There were no punches thrown during that altercation, which led to the eventual ejection of Betances -- originally, he was not thrown out, but crew chief Dana DeMuth changed his mind -- and Yankees bench coach Rob Thomson -- irate at the umpires' reversal. Betances was shocked at the ejection, pointing to the scoreboard, which read 6-6, as if to say he would never intentionally hit a batter in a tie game. The Yankees are in a playoff race, after all, though headhunting after an earlier brawl always will get you tossed. The optics aren't good.
"I don't think Betances ... did it intentionally, but you do have to be able to command the ball at this level, as well," Ausmus said. "Especially with the McCann thing, a guy gets hit in the head and there's a warning, something has to be done."
McCann, who also was in the thick of the earlier brawl -- really, who wasn't? -- was motionless on the ground for several seconds, before bouncing up and being examined by trainer Kevin Rand and, after he calmed down, Ausmus. McCann stayed in the game. More on that in a moment.
David Robertson replaced Betances (3-5) and, unbelievably, hit the first batter he faced, John Hicks, with a 93-mph fastball. While boos rained down from the crowd of 32,622 -- fans who got a whole lot more bang for their buck than Floyd Mayweather-Conor McGregor viewers are likely to get on Saturday night -- nothing materialized there as Hicks walked slowly to first. Robertson was disgusted with himself, and it was clearly seen as an accident by all sides.
The incident the next half-inning, well, not so much.
After the Tigers retook the lead, 9-6, with three runs in the bottom of the seventh, Alex Wilson plunked Yankees third baseman Todd Frazier on the leg in the top of the eighth. Benches emptied once again, with Yankees outfielder Brett Gardner particularly upset and getting into a shoving match with several Tigers before he was ripped away by his teammates. Ausmus and Wilson (2-4) were ejections seven and eight, and while pleas of innocence spewed from the postgame clubhouse, Wilson shot straight.
"I know where my pitches are going," Wilson said. "And I hit a guy in the leg today to take care of one of my teammates and protect them, and it is what it is."
Yep, no ambiguity there.
Through it all, the Tigers banged out 11 hits, led by Jose Iglesias' three -- including an RBI-double and a bases-clearing double that untied the game in the seventh inning.
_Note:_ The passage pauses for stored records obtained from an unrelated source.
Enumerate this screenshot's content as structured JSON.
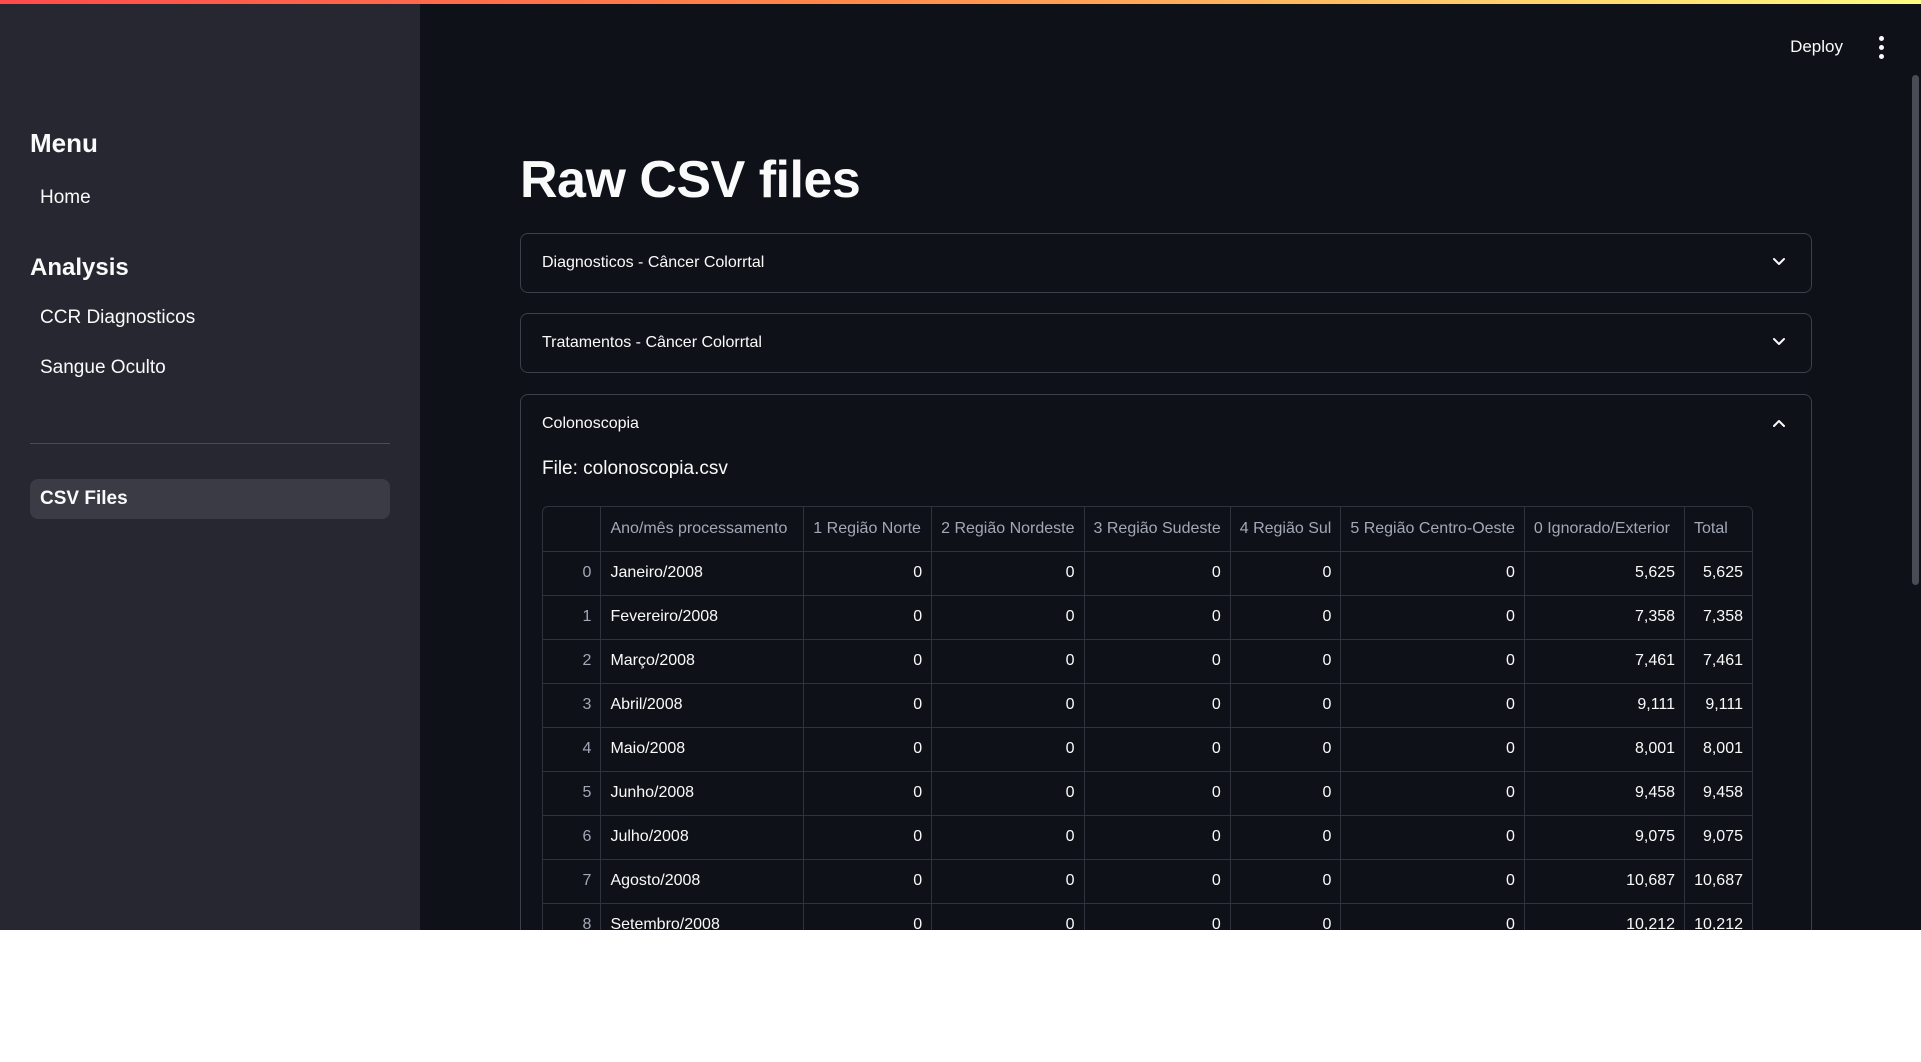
{
  "sidebar": {
    "menu_heading": "Menu",
    "home_label": "Home",
    "analysis_heading": "Analysis",
    "analysis_items": [
      {
        "label": "CCR Diagnosticos"
      },
      {
        "label": "Sangue Oculto"
      }
    ],
    "csv_files_label": "CSV Files"
  },
  "header": {
    "deploy_label": "Deploy",
    "more_icon": "vertical-ellipsis-icon"
  },
  "main": {
    "title": "Raw CSV files",
    "expanders": [
      {
        "label": "Diagnosticos - Câncer Colorrtal",
        "expanded": false,
        "icon": "chevron-down-icon"
      },
      {
        "label": "Tratamentos - Câncer Colorrtal",
        "expanded": false,
        "icon": "chevron-down-icon"
      },
      {
        "label": "Colonoscopia",
        "expanded": true,
        "icon": "chevron-up-icon"
      }
    ],
    "file_label": "File: colonoscopia.csv",
    "table": {
      "columns": [
        "",
        "Ano/mês processamento",
        "1 Região Norte",
        "2 Região Nordeste",
        "3 Região Sudeste",
        "4 Região Sul",
        "5 Região Centro-Oeste",
        "0 Ignorado/Exterior",
        "Total"
      ],
      "rows": [
        [
          "0",
          "Janeiro/2008",
          "0",
          "0",
          "0",
          "0",
          "0",
          "5,625",
          "5,625"
        ],
        [
          "1",
          "Fevereiro/2008",
          "0",
          "0",
          "0",
          "0",
          "0",
          "7,358",
          "7,358"
        ],
        [
          "2",
          "Março/2008",
          "0",
          "0",
          "0",
          "0",
          "0",
          "7,461",
          "7,461"
        ],
        [
          "3",
          "Abril/2008",
          "0",
          "0",
          "0",
          "0",
          "0",
          "9,111",
          "9,111"
        ],
        [
          "4",
          "Maio/2008",
          "0",
          "0",
          "0",
          "0",
          "0",
          "8,001",
          "8,001"
        ],
        [
          "5",
          "Junho/2008",
          "0",
          "0",
          "0",
          "0",
          "0",
          "9,458",
          "9,458"
        ],
        [
          "6",
          "Julho/2008",
          "0",
          "0",
          "0",
          "0",
          "0",
          "9,075",
          "9,075"
        ],
        [
          "7",
          "Agosto/2008",
          "0",
          "0",
          "0",
          "0",
          "0",
          "10,687",
          "10,687"
        ],
        [
          "8",
          "Setembro/2008",
          "0",
          "0",
          "0",
          "0",
          "0",
          "10,212",
          "10,212"
        ]
      ]
    }
  },
  "colors": {
    "background": "#0e1117",
    "sidebar": "#262730",
    "text": "#fafafa",
    "accent_gradient_start": "#ff4b4b",
    "accent_gradient_end": "#fffd80"
  }
}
Iglesias has seven hits in his last three games. JaCoby Jones also had a two-run single, his first RBIs since early April.
Justin Upton homered in the first inning, his 27th, and McCann homered in the eighth, his 12th -- and that came in the very next at-bat after getting drilled in the head. He launched a Chad Smith off-speed pitch 430-some feet into the overcast sky, admired it for several seconds, then flipped the bat for all to see.
"No comment," McCann said, with a devilish smirk, his eye black melting down his face. "Nah, I think just at the point of that game, everything that had gone on up to that point, it just kind of all came out after that swing."
Truth be told, things have been brewing for a while between these clubs, as the Tigers were beside themselves July 31 in New York, when the Yankees hit three batters, including Mikie Mahtook in the head.
Anyway, Shane Greene worked a relatively calm -- and ejection-free! -- ninth for his fourth save, the crowd roaring as loud as it has in weeks when he struck out, of all people, Sanchez for the final out.
Now, as the Tigers headed to Chicago and the Yankees back home, all eyes turn to the Commissioner's Office, which will be charged with sorting out of the fines and suspensions. Those punishments will mean a whole lot more to the Yankees, fighting for the American League East, than the Tigers, blown out the first two games by a combined score of 23-6 and who have been a lost cause for quite some time.
That said, in this disaster of a season, at least the Tigers can say they are going down swinging.